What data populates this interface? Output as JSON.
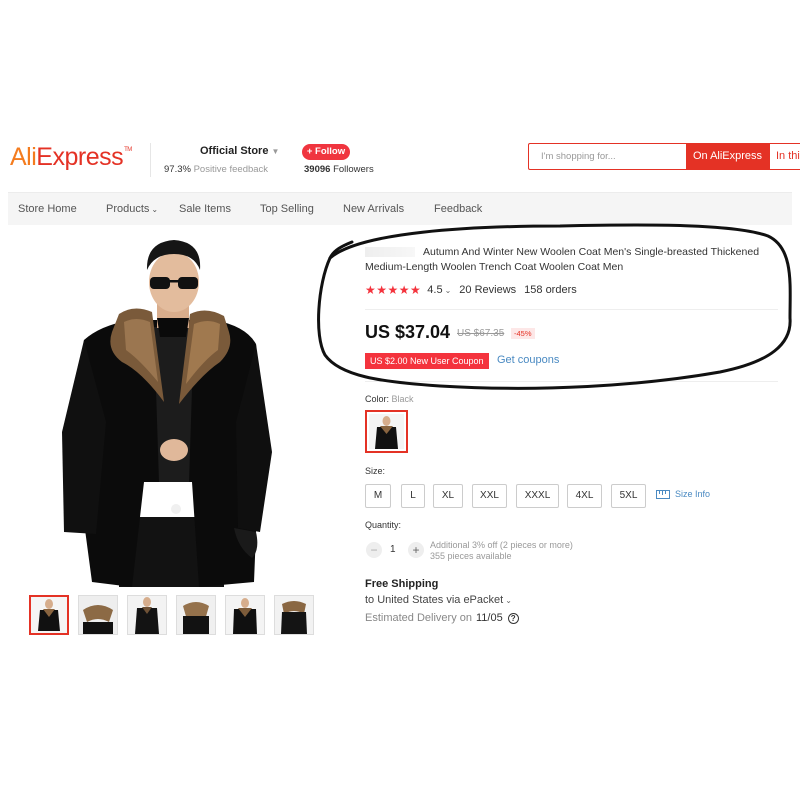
{
  "header": {
    "logo": {
      "part1": "Ali",
      "part2": "Express",
      "tm": "TM"
    },
    "store": {
      "name": "Official Store",
      "feedback_pct": "97.3%",
      "feedback_label": "Positive feedback",
      "follow_label": "+ Follow",
      "followers_count": "39096",
      "followers_label": "Followers"
    },
    "search": {
      "placeholder": "I'm shopping for...",
      "on_aliexpress_label": "On AliExpress",
      "in_store_label": "In this store"
    }
  },
  "nav": {
    "items": [
      {
        "label": "Store Home"
      },
      {
        "label": "Products"
      },
      {
        "label": "Sale Items"
      },
      {
        "label": "Top Selling"
      },
      {
        "label": "New Arrivals"
      },
      {
        "label": "Feedback"
      }
    ]
  },
  "product": {
    "title_line1": "Autumn And Winter New Woolen Coat Men's Single-breasted Thickened",
    "title_line2": "Medium-Length Woolen Trench Coat Woolen Coat Men",
    "stars": "★★★★★",
    "rating": "4.5",
    "reviews": "20 Reviews",
    "orders": "158 orders",
    "price": "US $37.04",
    "original_price": "US $67.35",
    "discount": "-45%",
    "coupon": "US $2.00 New User Coupon",
    "get_coupons": "Get coupons",
    "thumbnail_count": 6,
    "color": {
      "label": "Color:",
      "value": "Black"
    },
    "size": {
      "label": "Size:",
      "options": [
        "M",
        "L",
        "XL",
        "XXL",
        "XXXL",
        "4XL",
        "5XL"
      ],
      "info_label": "Size Info"
    },
    "quantity": {
      "label": "Quantity:",
      "value": "1",
      "minus": "−",
      "plus": "+",
      "note1": "Additional 3% off (2 pieces or more)",
      "note2": "355 pieces available"
    },
    "shipping": {
      "title": "Free Shipping",
      "to": "to United States via ePacket",
      "delivery_label": "Estimated Delivery on",
      "delivery_date": "11/05",
      "help": "?"
    }
  },
  "icons": {
    "chevron": "chevron-down-icon",
    "help": "question-circle-icon",
    "ruler": "ruler-icon",
    "star": "star-icon"
  },
  "colors": {
    "brand_red": "#e43225",
    "brand_orange": "#f47c1f",
    "star_red": "#f4333d",
    "link_blue": "#4a8ac2"
  }
}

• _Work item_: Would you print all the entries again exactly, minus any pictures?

• _Your solution_:
What data populates this interface? Output as JSON.
{
  "header": {
    "logo": {
      "part1": "Ali",
      "part2": "Express",
      "tm": "TM"
    },
    "store": {
      "name": "Official Store",
      "feedback_pct": "97.3%",
      "feedback_label": "Positive feedback",
      "follow_label": "+ Follow",
      "followers_count": "39096",
      "followers_label": "Followers"
    },
    "search": {
      "placeholder": "I'm shopping for...",
      "on_aliexpress_label": "On AliExpress",
      "in_store_label": "In this store"
    }
  },
  "nav": {
    "items": [
      {
        "label": "Store Home"
      },
      {
        "label": "Products"
      },
      {
        "label": "Sale Items"
      },
      {
        "label": "Top Selling"
      },
      {
        "label": "New Arrivals"
      },
      {
        "label": "Feedback"
      }
    ]
  },
  "product": {
    "title_line1": "Autumn And Winter New Woolen Coat Men's Single-breasted Thickened",
    "title_line2": "Medium-Length Woolen Trench Coat Woolen Coat Men",
    "stars": "★★★★★",
    "rating": "4.5",
    "reviews": "20 Reviews",
    "orders": "158 orders",
    "price": "US $37.04",
    "original_price": "US $67.35",
    "discount": "-45%",
    "coupon": "US $2.00 New User Coupon",
    "get_coupons": "Get coupons",
    "thumbnail_count": 6,
    "color": {
      "label": "Color:",
      "value": "Black"
    },
    "size": {
      "label": "Size:",
      "options": [
        "M",
        "L",
        "XL",
        "XXL",
        "XXXL",
        "4XL",
        "5XL"
      ],
      "info_label": "Size Info"
    },
    "quantity": {
      "label": "Quantity:",
      "value": "1",
      "minus": "−",
      "plus": "+",
      "note1": "Additional 3% off (2 pieces or more)",
      "note2": "355 pieces available"
    },
    "shipping": {
      "title": "Free Shipping",
      "to": "to United States via ePacket",
      "delivery_label": "Estimated Delivery on",
      "delivery_date": "11/05",
      "help": "?"
    }
  },
  "icons": {
    "chevron": "chevron-down-icon",
    "help": "question-circle-icon",
    "ruler": "ruler-icon",
    "star": "star-icon"
  },
  "colors": {
    "brand_red": "#e43225",
    "brand_orange": "#f47c1f",
    "star_red": "#f4333d",
    "link_blue": "#4a8ac2"
  }
}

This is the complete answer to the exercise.